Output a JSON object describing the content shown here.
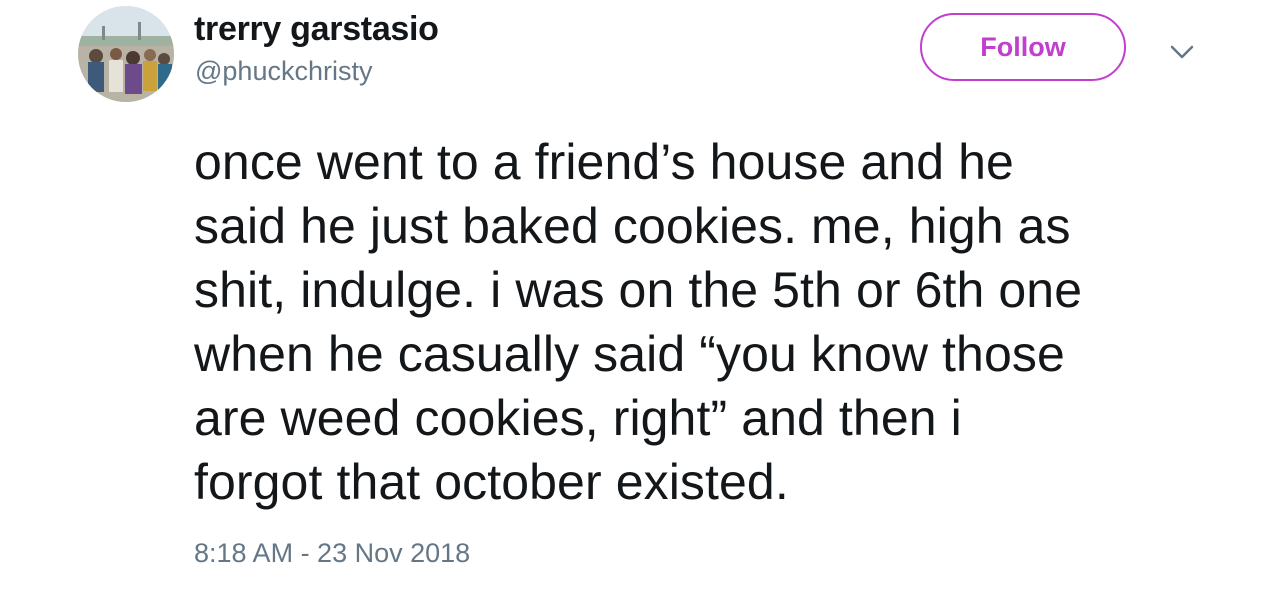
{
  "author": {
    "display_name": "trerry garstasio",
    "handle": "@phuckchristy"
  },
  "header": {
    "follow_label": "Follow",
    "more_icon": "chevron-down-icon"
  },
  "tweet": {
    "lines": [
      "once went to a friend’s house and he",
      "said he just baked cookies. me, high as",
      "shit, indulge. i was on the 5th or 6th one",
      "when he casually said “you know those",
      "are weed cookies, right” and then i",
      "forgot that october existed."
    ],
    "timestamp": "8:18 AM - 23 Nov 2018"
  },
  "colors": {
    "accent": "#c23ecf",
    "text": "#14171a",
    "secondary": "#657786"
  }
}
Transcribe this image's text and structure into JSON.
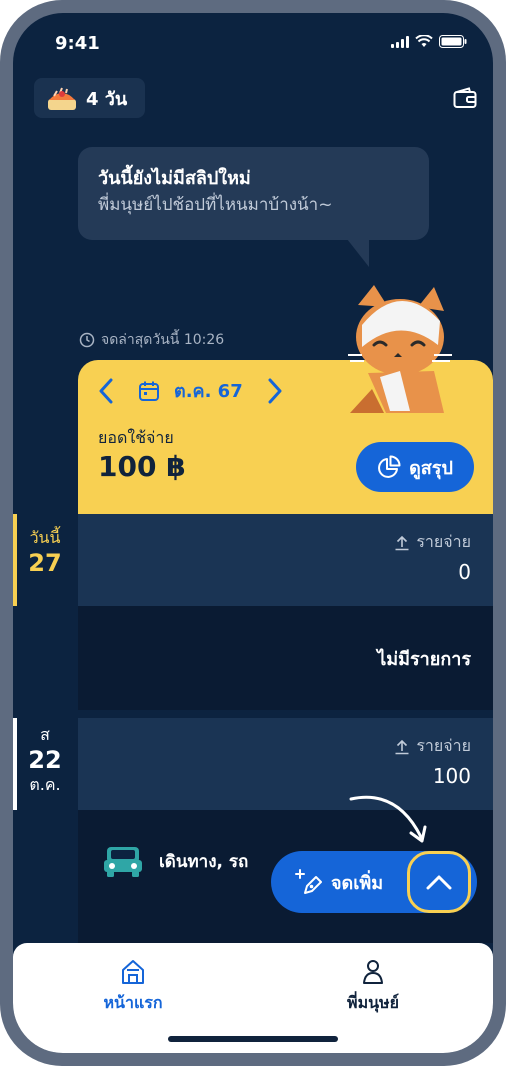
{
  "status_bar": {
    "time": "9:41"
  },
  "streak": {
    "text": "4 วัน"
  },
  "bubble": {
    "title": "วันนี้ยังไม่มีสลิปใหม่",
    "subtitle": "พี่มนุษย์ไปช้อปที่ไหนมาบ้างน้า~"
  },
  "last_updated": "จดล่าสุดวันนี้ 10:26",
  "summary": {
    "month": "ต.ค. 67",
    "spend_label": "ยอดใช้จ่าย",
    "spend_total": "100 ฿",
    "summary_button": "ดูสรุป"
  },
  "days": [
    {
      "day_label": "วันนี้",
      "day_num": "27",
      "month_label": "",
      "expense_label": "รายจ่าย",
      "expense_amount": "0",
      "empty_text": "ไม่มีรายการ",
      "accent": "#f8d052"
    },
    {
      "day_label": "ส",
      "day_num": "22",
      "month_label": "ต.ค.",
      "expense_label": "รายจ่าย",
      "expense_amount": "100",
      "transactions": [
        {
          "label": "เดินทาง, รถ",
          "icon": "car-icon"
        }
      ],
      "accent": "#ffffff"
    }
  ],
  "fab": {
    "add_label": "จดเพิ่ม"
  },
  "tabbar": {
    "home": "หน้าแรก",
    "profile": "พี่มนุษย์"
  },
  "colors": {
    "primary": "#1565d8",
    "card": "#f8d052",
    "background": "#0c2340"
  }
}
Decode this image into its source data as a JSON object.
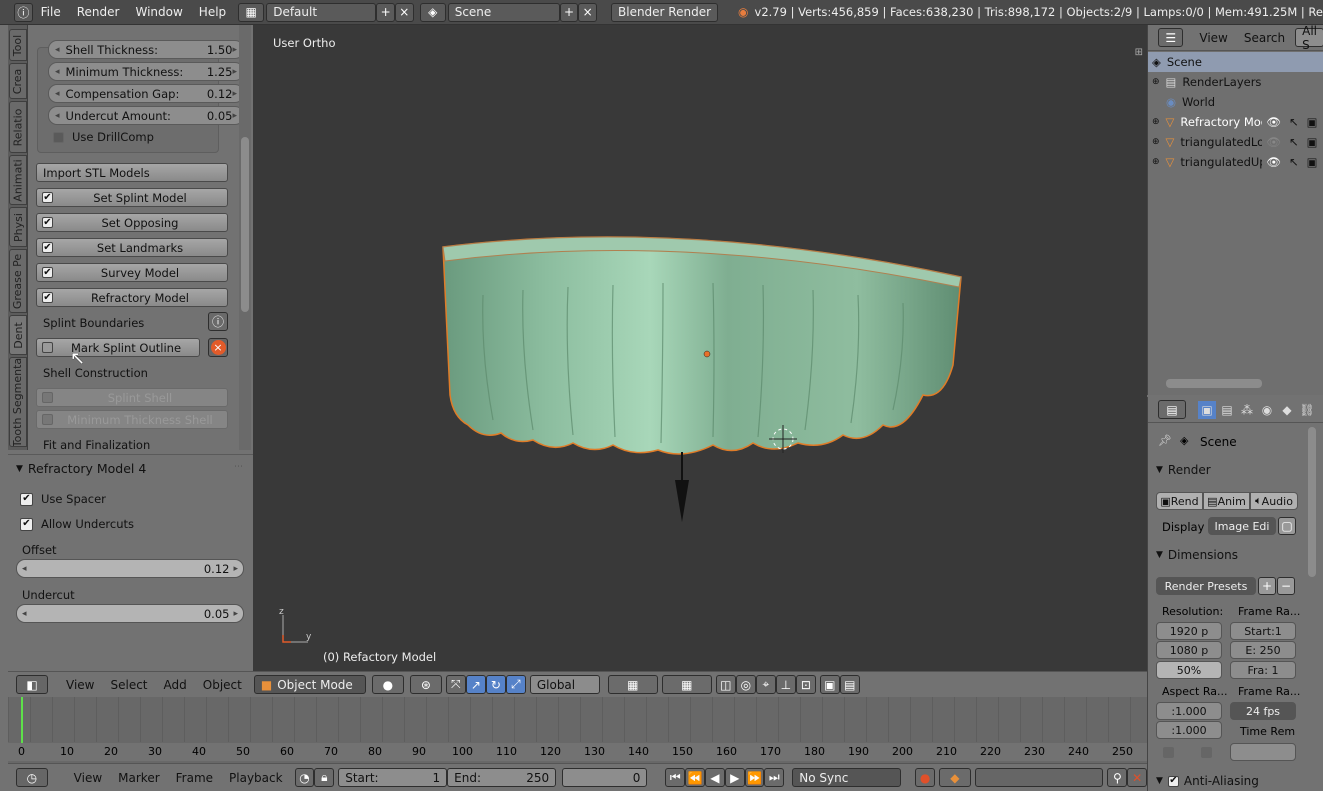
{
  "topbar": {
    "menus": [
      "File",
      "Render",
      "Window",
      "Help"
    ],
    "layout": "Default",
    "scene": "Scene",
    "engine": "Blender Render",
    "stats": "v2.79 | Verts:456,859 | Faces:638,230 | Tris:898,172 | Objects:2/9 | Lamps:0/0 | Mem:491.25M | Re"
  },
  "tabs": [
    "Tool",
    "Crea",
    "Relatio",
    "Animati",
    "Physi",
    "Grease Pe",
    "Dent",
    "Tooth Segmenta"
  ],
  "tool": {
    "fields": [
      {
        "label": "Shell Thickness:",
        "value": "1.50"
      },
      {
        "label": "Minimum Thickness:",
        "value": "1.25"
      },
      {
        "label": "Compensation Gap:",
        "value": "0.12"
      },
      {
        "label": "Undercut Amount:",
        "value": "0.05"
      }
    ],
    "drill": "Use DrillComp",
    "import": "Import STL Models",
    "checks": [
      "Set Splint Model",
      "Set Opposing",
      "Set Landmarks",
      "Survey Model",
      "Refractory Model"
    ],
    "boundaries": "Splint Boundaries",
    "mark": "Mark Splint Outline",
    "shell": "Shell Construction",
    "splint_shell": "Splint Shell",
    "min_shell": "Minimum Thickness Shell",
    "fit": "Fit and Finalization"
  },
  "refractory": {
    "title": "Refractory Model 4",
    "use_spacer": "Use Spacer",
    "allow": "Allow Undercuts",
    "offset_label": "Offset",
    "offset": "0.12",
    "undercut_label": "Undercut",
    "undercut": "0.05"
  },
  "viewport": {
    "view_name": "User Ortho",
    "object": "(0) Refactory Model",
    "axis_z": "z",
    "axis_y": "y"
  },
  "v3d": {
    "menus": [
      "View",
      "Select",
      "Add",
      "Object"
    ],
    "mode": "Object Mode",
    "orient": "Global"
  },
  "timeline": {
    "ticks": [
      "0",
      "10",
      "20",
      "30",
      "40",
      "50",
      "60",
      "70",
      "80",
      "90",
      "100",
      "110",
      "120",
      "130",
      "140",
      "150",
      "160",
      "170",
      "180",
      "190",
      "200",
      "210",
      "220",
      "230",
      "240",
      "250"
    ],
    "menus": [
      "View",
      "Marker",
      "Frame",
      "Playback"
    ],
    "start_label": "Start:",
    "start": "1",
    "end_label": "End:",
    "end": "250",
    "current": "0",
    "sync": "No Sync"
  },
  "outliner": {
    "menus": [
      "View",
      "Search"
    ],
    "filter": "All S",
    "rows": [
      "Scene",
      "RenderLayers",
      "World",
      "Refractory Mod",
      "triangulatedLov",
      "triangulatedUpp"
    ]
  },
  "props": {
    "scene": "Scene",
    "render": "Render",
    "rend": "Rend",
    "anim": "Anim",
    "audio": "Audio",
    "display": "Display",
    "display_val": "Image Edi",
    "dimensions": "Dimensions",
    "presets": "Render Presets",
    "resolution": "Resolution:",
    "res_x": "1920 p",
    "res_y": "1080 p",
    "res_pct": "50%",
    "frame_range": "Frame Ra...",
    "f_start": "Start:1",
    "f_end": "E: 250",
    "f_cur": "Fra:  1",
    "aspect": "Aspect Ra...",
    "asp_x": ":1.000",
    "asp_y": ":1.000",
    "frame_rate": "Frame Ra...",
    "fps": "24 fps",
    "time_rem": "Time Rem",
    "anti_alias": "Anti-Aliasing"
  }
}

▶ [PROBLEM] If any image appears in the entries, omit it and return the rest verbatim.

▶ [ANSWER BOX]
Output a JSON object describing the content shown here.
{
  "author": {
    "display_name": "trerry garstasio",
    "handle": "@phuckchristy"
  },
  "header": {
    "follow_label": "Follow",
    "more_icon": "chevron-down-icon"
  },
  "tweet": {
    "lines": [
      "once went to a friend’s house and he",
      "said he just baked cookies. me, high as",
      "shit, indulge. i was on the 5th or 6th one",
      "when he casually said “you know those",
      "are weed cookies, right” and then i",
      "forgot that october existed."
    ],
    "timestamp": "8:18 AM - 23 Nov 2018"
  },
  "colors": {
    "accent": "#c23ecf",
    "text": "#14171a",
    "secondary": "#657786"
  }
}
Transcribe this image's text and structure into JSON.
{
  "status_bar": {
    "time": "9:41"
  },
  "streak": {
    "text": "4 วัน"
  },
  "bubble": {
    "title": "วันนี้ยังไม่มีสลิปใหม่",
    "subtitle": "พี่มนุษย์ไปช้อปที่ไหนมาบ้างน้า~"
  },
  "last_updated": "จดล่าสุดวันนี้ 10:26",
  "summary": {
    "month": "ต.ค. 67",
    "spend_label": "ยอดใช้จ่าย",
    "spend_total": "100 ฿",
    "summary_button": "ดูสรุป"
  },
  "days": [
    {
      "day_label": "วันนี้",
      "day_num": "27",
      "month_label": "",
      "expense_label": "รายจ่าย",
      "expense_amount": "0",
      "empty_text": "ไม่มีรายการ",
      "accent": "#f8d052"
    },
    {
      "day_label": "ส",
      "day_num": "22",
      "month_label": "ต.ค.",
      "expense_label": "รายจ่าย",
      "expense_amount": "100",
      "transactions": [
        {
          "label": "เดินทาง, รถ",
          "icon": "car-icon"
        }
      ],
      "accent": "#ffffff"
    }
  ],
  "fab": {
    "add_label": "จดเพิ่ม"
  },
  "tabbar": {
    "home": "หน้าแรก",
    "profile": "พี่มนุษย์"
  },
  "colors": {
    "primary": "#1565d8",
    "card": "#f8d052",
    "background": "#0c2340"
  }
}
Decode this image into its source data as a JSON object.
{
  "topbar": {
    "menus": [
      "File",
      "Render",
      "Window",
      "Help"
    ],
    "layout": "Default",
    "scene": "Scene",
    "engine": "Blender Render",
    "stats": "v2.79 | Verts:456,859 | Faces:638,230 | Tris:898,172 | Objects:2/9 | Lamps:0/0 | Mem:491.25M | Re"
  },
  "tabs": [
    "Tool",
    "Crea",
    "Relatio",
    "Animati",
    "Physi",
    "Grease Pe",
    "Dent",
    "Tooth Segmenta"
  ],
  "tool": {
    "fields": [
      {
        "label": "Shell Thickness:",
        "value": "1.50"
      },
      {
        "label": "Minimum Thickness:",
        "value": "1.25"
      },
      {
        "label": "Compensation Gap:",
        "value": "0.12"
      },
      {
        "label": "Undercut Amount:",
        "value": "0.05"
      }
    ],
    "drill": "Use DrillComp",
    "import": "Import STL Models",
    "checks": [
      "Set Splint Model",
      "Set Opposing",
      "Set Landmarks",
      "Survey Model",
      "Refractory Model"
    ],
    "boundaries": "Splint Boundaries",
    "mark": "Mark Splint Outline",
    "shell": "Shell Construction",
    "splint_shell": "Splint Shell",
    "min_shell": "Minimum Thickness Shell",
    "fit": "Fit and Finalization"
  },
  "refractory": {
    "title": "Refractory Model 4",
    "use_spacer": "Use Spacer",
    "allow": "Allow Undercuts",
    "offset_label": "Offset",
    "offset": "0.12",
    "undercut_label": "Undercut",
    "undercut": "0.05"
  },
  "viewport": {
    "view_name": "User Ortho",
    "object": "(0) Refactory Model",
    "axis_z": "z",
    "axis_y": "y"
  },
  "v3d": {
    "menus": [
      "View",
      "Select",
      "Add",
      "Object"
    ],
    "mode": "Object Mode",
    "orient": "Global"
  },
  "timeline": {
    "ticks": [
      "0",
      "10",
      "20",
      "30",
      "40",
      "50",
      "60",
      "70",
      "80",
      "90",
      "100",
      "110",
      "120",
      "130",
      "140",
      "150",
      "160",
      "170",
      "180",
      "190",
      "200",
      "210",
      "220",
      "230",
      "240",
      "250"
    ],
    "menus": [
      "View",
      "Marker",
      "Frame",
      "Playback"
    ],
    "start_label": "Start:",
    "start": "1",
    "end_label": "End:",
    "end": "250",
    "current": "0",
    "sync": "No Sync"
  },
  "outliner": {
    "menus": [
      "View",
      "Search"
    ],
    "filter": "All S",
    "rows": [
      "Scene",
      "RenderLayers",
      "World",
      "Refractory Mod",
      "triangulatedLov",
      "triangulatedUpp"
    ]
  },
  "props": {
    "scene": "Scene",
    "render": "Render",
    "rend": "Rend",
    "anim": "Anim",
    "audio": "Audio",
    "display": "Display",
    "display_val": "Image Edi",
    "dimensions": "Dimensions",
    "presets": "Render Presets",
    "resolution": "Resolution:",
    "res_x": "1920 p",
    "res_y": "1080 p",
    "res_pct": "50%",
    "frame_range": "Frame Ra...",
    "f_start": "Start:1",
    "f_end": "E: 250",
    "f_cur": "Fra:  1",
    "aspect": "Aspect Ra...",
    "asp_x": ":1.000",
    "asp_y": ":1.000",
    "frame_rate": "Frame Ra...",
    "fps": "24 fps",
    "time_rem": "Time Rem",
    "anti_alias": "Anti-Aliasing"
  }
}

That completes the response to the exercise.